Christian Rogowski, professor of language and literature in Amherst's department of German, was an early advocate for the FAMS program and has taught courses about the German contribution to the emergence of film since before the FAMS program began. "The FAMS program was created in recognition of the fact that developing an awareness of how media operate is a crucial component of a liberal arts education," Rogowski says. "In today’s media-saturated world, it is increasingly important, especially for young people, to gain an understanding of how media images are constructed and how they impact our sense of being in the world."


Film & Feminism: Amherst Scholar To Deliver Distinguished Lecture at International Women’s Film Festival

May 21, 2015
By Rachel Rogol

Ida Lupino
Actress and filmmaker Ida Lupino (1918–1995)

“I am not exaggerating when I say that women have been publicly calling for better roles behind the camera for a hundred years—almost since the inauguration of film itself,” writes Amelie Hastie in the most recent issue of "The Vulnerable Spectator," her recurring column in the academic journal Film Quarterly.

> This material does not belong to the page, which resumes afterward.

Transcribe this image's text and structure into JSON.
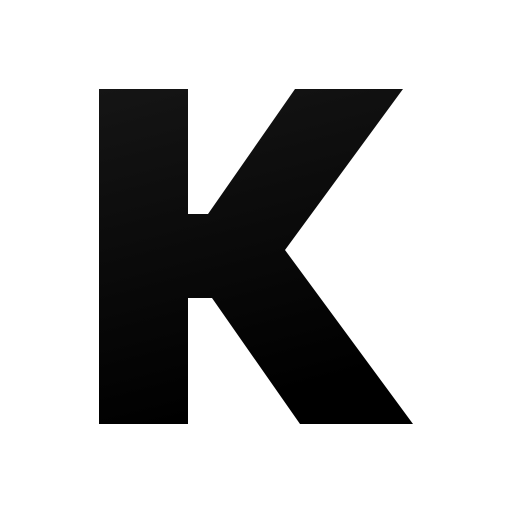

Hastie, professor of English and film and media studies at Amherst, has written extensively about historical and contemporary women in film. Her first book, Cupboards of Curiosity: Women, Recollection, and Film History (Duke University Press, 2007), explores notions female authorship in the silent-film era.

Her 2009 book The Bigamist, authored for the prestigious BFI Film Classics series, examines the directed works of actress and filmmaker Ida Lupino, which Hastie describes as providing “a complex commentary on the fantasies and fears of mid-century domestic life in the USA” from a female point of view.

It’s this research on Lupino in particular that will bring Hastie to the 17th annual Seoul International Women’s Film Festival to deliver the distinguished lecture “Ida Lupino and Historical Legibility” on June 1. Lupino, an English-American actress and filmmaker, was the only woman actively directing in 1950s Hollywood and the first woman to star in a film she also directed. As an expert on her life and work, Hastie will examine Lupino’s filmmaking career and consider why her name and accomplishments have been largely lost to cinematic history.

Hastie’s lecture will be part of a retrospective honoring the late film star. What’s interesting about a retrospective of Lupino in 2015, says Hastie, is that her directed works explored various social issues in mid-20th-century America that are still relevant, and her 48-year cinematic career is especially relevant to the career trajectories of women in film today.

Hastie suggests a variety of complex reasons for why such an enigmatic figure would fall to the margins of history, including a lack of attention by feminist scholars as well as the much more widespread sexism in and out of the academy. Regarding the latter, she references a New York Times article published in December 2014 and a viral Tumblr blog that persistently tells personal stories of women facing bias in the industry and casts Hollywood today as a perpetual “boys club.”

In her teaching at Amherst, Hastie says she interjects her own feminist training in every course by insisting on the presence of women filmmakers in students’ studies. At the film festival in South Korea, Hastie hopes the collective efforts to screen and discuss films by women will help revive figures like Lupino and empower contemporary women filmmakers to change not only filmmaking practices but also history itself.


Production and Critical Studies Student Work, with Ken Howard '66

Ken Howard '66 returned to Amherst College as a Croxton Lecturer in fall 2012 to teach "The Role and the Self." A winner of Tony and Emmy Awards and most the recent president of the Screen Actors Guild, Howard is known for his roles TV series such as "The White Shadow" and "30 Rock" and films including J. Edgar. His course was about more than just the craft and history of acting, however—its aim was to help students develop their writing and speaking skills, media literacy and understanding of human behavior. In the final two weeks of class, students demonstrated what they'd learned, performing sonnets and character roles.